Artificial intelligence has helped decipher an ancient papyrus scroll that turned into a piece of blackened carbon after the eruption of Mount Vesuvius in 79 AD. The first passages of the text reveal previously unseen reflections of a Greek philosopher.
The discovery won the $700,000 grand prize in the Vesuvius Challenge and used a combination of 3D mapping techniques and artificial intelligence to detect ink and decipher the letterforms in scroll segments known as the Herculaneum papyri that were scanned in digital form. The combined efforts of members of the winning team - Youssef Nader, Luc Faritor, and Julian Schilliger - could pave the way for further discoveries of additional papyrus scrolls that once resided in a library in the ancient Roman city of Herculaneum, New Scientist reported.
"I think it will be a huge gain to our knowledge of ancient philosophy, just gigantic - a staggering amount of new text," said Michael MacOskar of University College London, who was not involved in the discovery.
The winning project met the "Vesuvius Challenge" criteria - to read more than 85% of the symbols in four passages, each consisting of 140 symbols - and as a bonus included 11 more columns of text with a total of more than 2000 symbols.
These newly discovered Greek letters reveal the thoughts of Philodemus, who is believed to have been the philosopher who resided in the library that housed the Herculaneum papyri. The deciphered text focuses on how the scarcity or abundance of food and other goods affects the pleasure they provide. This corresponds to Philodemus' Epicurean school of philosophy, which places pleasure as the primary goal in life. It seems that his 2,000-year-old writing may even be poking fun at the Stoic school of philosophy, which has "nothing to say about pleasure."
The Vesuvius Challenge is not over. Its goals for 2024 include finding a way to scale up 3D scanning and digital analysis techniques without becoming too expensive. Current techniques cost $100 per square centimeter, meaning a virtual rollout of an entire scroll could cost between $1 million and $5 million, and 800 scrolls are waiting to be read.

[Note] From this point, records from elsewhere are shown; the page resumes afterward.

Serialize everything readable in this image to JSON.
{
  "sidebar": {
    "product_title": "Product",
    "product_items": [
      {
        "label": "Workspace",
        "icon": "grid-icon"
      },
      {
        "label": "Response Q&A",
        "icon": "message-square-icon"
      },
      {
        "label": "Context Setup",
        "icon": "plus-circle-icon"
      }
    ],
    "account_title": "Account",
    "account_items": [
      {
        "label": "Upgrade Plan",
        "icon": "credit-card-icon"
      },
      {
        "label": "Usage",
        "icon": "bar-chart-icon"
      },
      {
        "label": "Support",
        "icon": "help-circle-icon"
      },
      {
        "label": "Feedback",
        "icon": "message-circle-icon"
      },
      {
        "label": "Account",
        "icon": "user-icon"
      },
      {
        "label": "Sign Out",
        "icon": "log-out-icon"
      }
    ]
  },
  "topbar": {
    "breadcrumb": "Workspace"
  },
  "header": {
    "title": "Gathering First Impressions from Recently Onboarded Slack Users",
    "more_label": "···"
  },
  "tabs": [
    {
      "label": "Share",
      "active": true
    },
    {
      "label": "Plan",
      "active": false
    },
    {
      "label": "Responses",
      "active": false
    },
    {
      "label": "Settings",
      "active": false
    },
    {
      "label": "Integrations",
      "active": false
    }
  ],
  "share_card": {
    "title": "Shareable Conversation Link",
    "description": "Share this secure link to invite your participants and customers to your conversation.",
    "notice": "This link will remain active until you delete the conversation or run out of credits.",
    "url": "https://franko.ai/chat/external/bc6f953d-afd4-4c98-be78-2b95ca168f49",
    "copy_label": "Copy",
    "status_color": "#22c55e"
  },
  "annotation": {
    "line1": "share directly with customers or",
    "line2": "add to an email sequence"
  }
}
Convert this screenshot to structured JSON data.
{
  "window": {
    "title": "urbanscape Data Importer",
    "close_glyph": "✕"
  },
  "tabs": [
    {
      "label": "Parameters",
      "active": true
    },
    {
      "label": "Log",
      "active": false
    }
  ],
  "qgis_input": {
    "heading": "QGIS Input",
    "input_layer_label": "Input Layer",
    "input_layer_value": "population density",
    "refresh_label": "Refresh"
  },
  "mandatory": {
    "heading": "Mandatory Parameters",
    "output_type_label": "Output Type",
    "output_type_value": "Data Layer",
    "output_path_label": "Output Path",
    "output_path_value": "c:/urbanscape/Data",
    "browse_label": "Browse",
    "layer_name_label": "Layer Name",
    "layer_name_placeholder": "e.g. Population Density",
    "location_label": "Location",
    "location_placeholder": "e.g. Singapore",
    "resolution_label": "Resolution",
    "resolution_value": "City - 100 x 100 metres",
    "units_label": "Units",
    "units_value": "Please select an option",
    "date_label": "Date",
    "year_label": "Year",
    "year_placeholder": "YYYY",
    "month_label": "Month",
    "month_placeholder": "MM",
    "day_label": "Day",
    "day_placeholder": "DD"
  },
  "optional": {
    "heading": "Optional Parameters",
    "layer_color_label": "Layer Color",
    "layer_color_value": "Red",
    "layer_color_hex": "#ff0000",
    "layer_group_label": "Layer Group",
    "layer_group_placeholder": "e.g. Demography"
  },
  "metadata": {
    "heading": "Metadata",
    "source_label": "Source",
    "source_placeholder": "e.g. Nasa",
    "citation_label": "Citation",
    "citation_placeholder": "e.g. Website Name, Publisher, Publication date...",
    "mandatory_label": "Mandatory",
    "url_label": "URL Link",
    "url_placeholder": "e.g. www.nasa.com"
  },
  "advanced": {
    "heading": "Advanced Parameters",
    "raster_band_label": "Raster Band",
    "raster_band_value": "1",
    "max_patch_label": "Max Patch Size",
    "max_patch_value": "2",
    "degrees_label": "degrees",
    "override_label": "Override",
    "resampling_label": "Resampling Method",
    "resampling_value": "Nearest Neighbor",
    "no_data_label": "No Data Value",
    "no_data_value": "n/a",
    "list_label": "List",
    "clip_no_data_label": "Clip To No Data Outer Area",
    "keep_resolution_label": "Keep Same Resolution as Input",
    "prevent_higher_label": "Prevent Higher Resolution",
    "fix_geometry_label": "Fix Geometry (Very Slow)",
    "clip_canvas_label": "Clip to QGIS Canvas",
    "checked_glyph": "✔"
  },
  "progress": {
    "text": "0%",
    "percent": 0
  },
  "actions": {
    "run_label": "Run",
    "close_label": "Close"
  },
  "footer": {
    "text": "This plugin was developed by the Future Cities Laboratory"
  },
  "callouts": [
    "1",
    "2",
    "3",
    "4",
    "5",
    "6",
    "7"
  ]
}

"Realistically, most of the known, already extensive library is Epicurean philosophy, and that is what we should expect, but there are also important Stoic texts, perhaps some history and Latin literature. The complete texts of authors such as Ennius or Livius Andronicus, early Roman authors whose works have not survived would be wonderful," says MacOskar.
"The Epicurus symposium, in which he writes about the biology of wine consumption, would be very entertaining," he added./BGNES